guinea pig's hair every couple of months. Don't cut the hair too short. You want it just short enough so that it won't interfere with your guinea pig's movement. Regardless of the type of guinea pig you have, You will also want to do periodic inspections of its coat to check for lice. Lice are small white parasites that look like tiny worms. Guinea pigs often contract lice from hay and from other guinea pigs. If you do see lice on your guinea pig, you don't have to be alarmed. Generally, the parasites will stay on the guinea pigs and will not jump onto your children or into your home. However, the lice do need to be treated promptly. Your vet should provide you with a shampoo that will kill the lice. Shampoo your guinea pigs and thoroughly clean their cages, then repeat seven days later. You must repeat the process because it takes a week for lice eggs to hatch and you want to make sure to kill any of those remaining babies. Finally, your guinea pig's nails need to be trimmed regularly also. While wild guinea pigs' nails are naturally worn down to an appropriate length, this does not occur in caged guinea pigs. Lengthy nails can be painful to the guinea pig and to the people who handle him, plus they can break off or get snagged which can cause further injury to your cavy. You should allow your vet or professional guinea pig groomer to show you how to clip their nails the first time because it is more complicated than trimming your fingernails. Like most animals, guinea pigs don't like to be restrained. It makes them feel vulnerable, and they'll resist as much as they can which makes trimming their nails difficult. Your vet will be able to show you ways to restrain the animal so you safely complete the trimming. More importantly, the guinea pig's nails contain blood vessels much like a dog's. If you trim too short, You will cut into one of those vessels and your guinea pig will bleed profusely. When this happens you must stop the bleeding immediately! It won't take long for your small pet to bleed to death if you do nothing. Many pet stores sell a powder that stops the bleeding quickly. You may want to ask your vet what he recommends. If you're worried about cutting your pet's toenails too short, you may be better off trimming them just a little bit but more frequently. Except for brushing the guinea pig's hair, all other parts of the grooming process should be done by an adult, not a child. Clipping nails, trimming hair, and inspecting teeth should never be done by a child. The guinea pig could become nervous and could bite out of fear for their own safety. Or the child could make a mistake that could cause pain or injury to the guinea pig.
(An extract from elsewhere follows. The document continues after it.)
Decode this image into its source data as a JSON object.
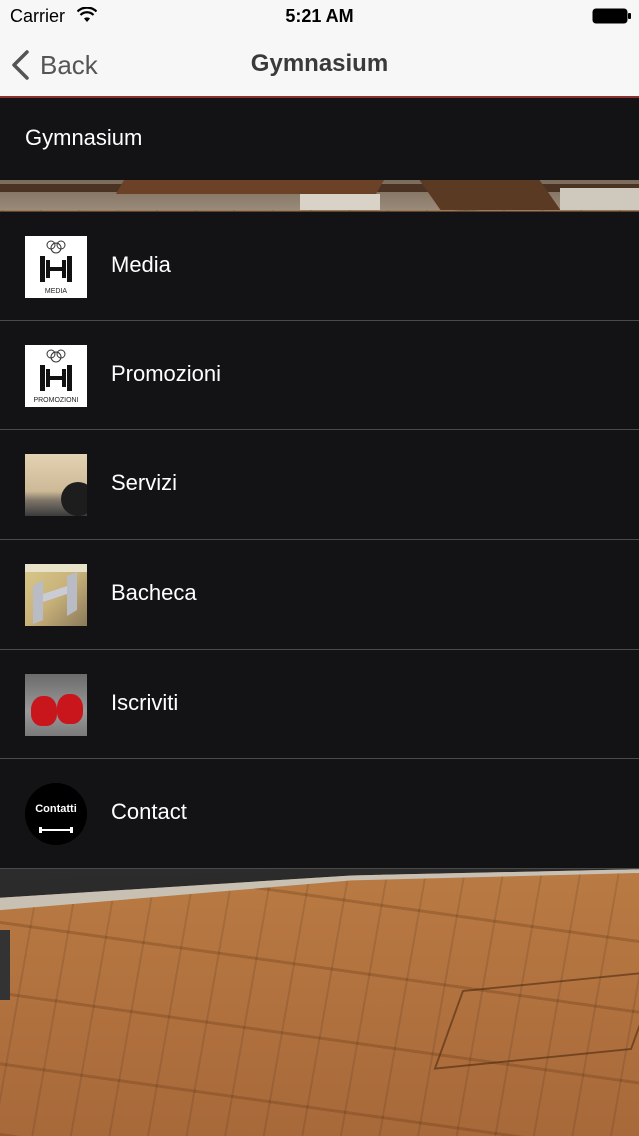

Florian Ross is a freelancer and small animals expert. For more tips on raising Guinea Pigs and having them live 3 times longer, see

Article Source:


grooming guinea pigs,pigs,animals,poultry